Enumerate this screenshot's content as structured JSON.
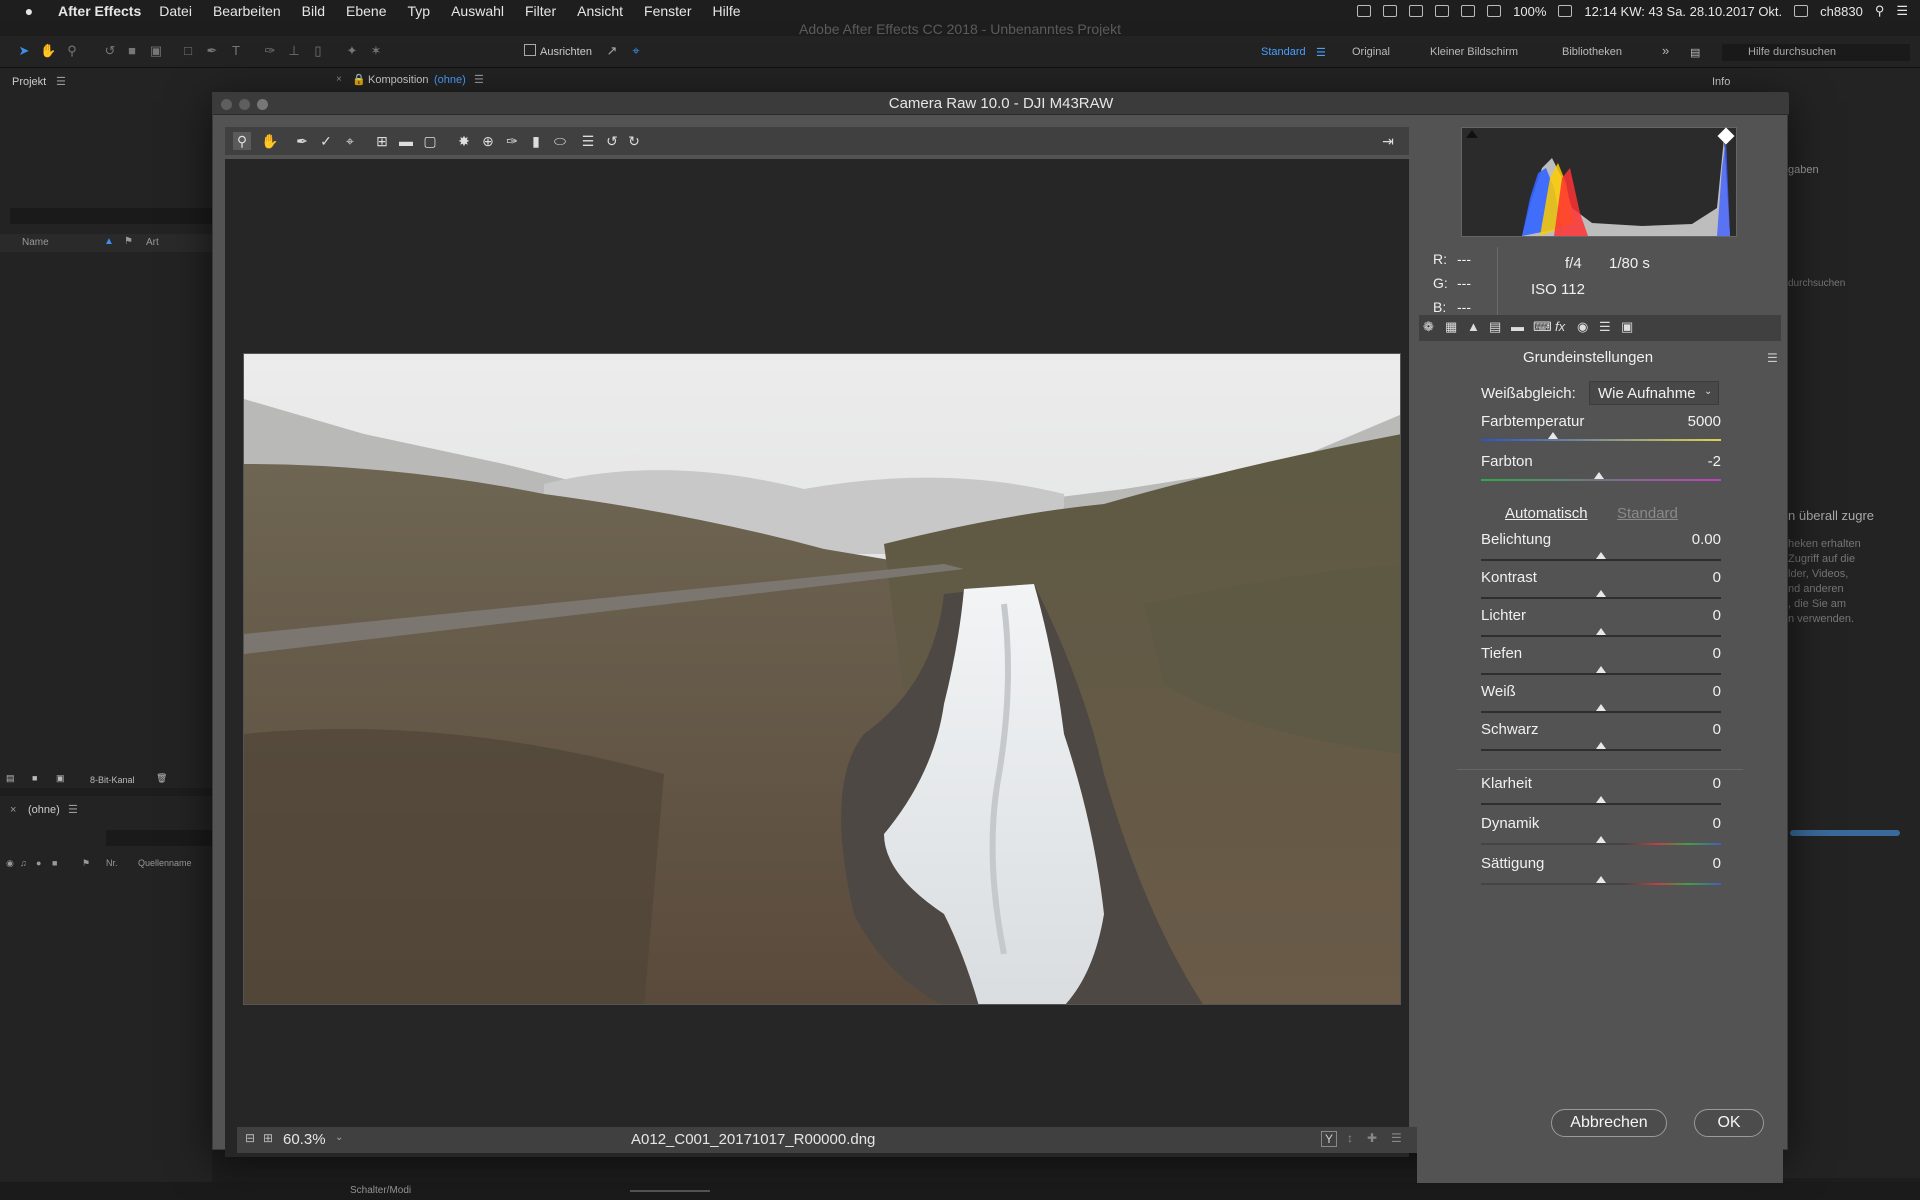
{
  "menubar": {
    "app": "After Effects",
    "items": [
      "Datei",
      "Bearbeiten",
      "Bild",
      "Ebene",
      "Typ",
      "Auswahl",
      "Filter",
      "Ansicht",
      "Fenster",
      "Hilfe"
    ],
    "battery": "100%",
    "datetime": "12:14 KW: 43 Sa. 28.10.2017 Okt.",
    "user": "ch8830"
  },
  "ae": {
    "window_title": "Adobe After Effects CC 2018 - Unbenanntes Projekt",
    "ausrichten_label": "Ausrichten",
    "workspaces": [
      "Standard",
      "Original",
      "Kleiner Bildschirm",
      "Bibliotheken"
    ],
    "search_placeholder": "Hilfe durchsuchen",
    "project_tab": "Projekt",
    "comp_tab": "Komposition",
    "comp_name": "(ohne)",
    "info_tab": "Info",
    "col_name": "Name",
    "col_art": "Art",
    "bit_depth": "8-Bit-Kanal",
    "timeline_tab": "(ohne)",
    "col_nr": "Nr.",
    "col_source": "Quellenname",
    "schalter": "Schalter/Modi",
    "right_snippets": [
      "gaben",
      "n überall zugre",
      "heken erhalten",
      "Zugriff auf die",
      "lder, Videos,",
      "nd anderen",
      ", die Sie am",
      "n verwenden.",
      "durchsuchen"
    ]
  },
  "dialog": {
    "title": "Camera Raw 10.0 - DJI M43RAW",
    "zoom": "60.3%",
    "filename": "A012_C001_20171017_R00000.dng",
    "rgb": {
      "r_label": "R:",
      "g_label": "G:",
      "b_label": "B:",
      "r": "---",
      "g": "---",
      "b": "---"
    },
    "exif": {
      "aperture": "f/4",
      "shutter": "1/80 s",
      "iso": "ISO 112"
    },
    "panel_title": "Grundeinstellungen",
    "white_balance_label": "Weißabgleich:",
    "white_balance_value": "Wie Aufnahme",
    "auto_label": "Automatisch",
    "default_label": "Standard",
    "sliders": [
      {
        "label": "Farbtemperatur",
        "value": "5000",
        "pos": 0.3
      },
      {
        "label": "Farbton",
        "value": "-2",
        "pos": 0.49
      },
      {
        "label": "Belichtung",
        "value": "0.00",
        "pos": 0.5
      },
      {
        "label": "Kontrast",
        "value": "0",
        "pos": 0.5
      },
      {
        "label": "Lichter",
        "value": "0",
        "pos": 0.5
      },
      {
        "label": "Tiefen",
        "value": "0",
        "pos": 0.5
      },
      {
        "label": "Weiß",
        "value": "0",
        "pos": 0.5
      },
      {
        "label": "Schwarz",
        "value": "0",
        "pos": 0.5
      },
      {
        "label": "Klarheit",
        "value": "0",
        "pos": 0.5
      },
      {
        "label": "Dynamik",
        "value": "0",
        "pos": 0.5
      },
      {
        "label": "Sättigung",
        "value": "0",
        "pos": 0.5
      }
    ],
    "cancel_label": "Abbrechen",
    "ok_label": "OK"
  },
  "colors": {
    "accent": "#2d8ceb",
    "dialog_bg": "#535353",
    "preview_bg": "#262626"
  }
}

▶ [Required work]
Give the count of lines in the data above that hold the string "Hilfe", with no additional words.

▶ [Response area]
2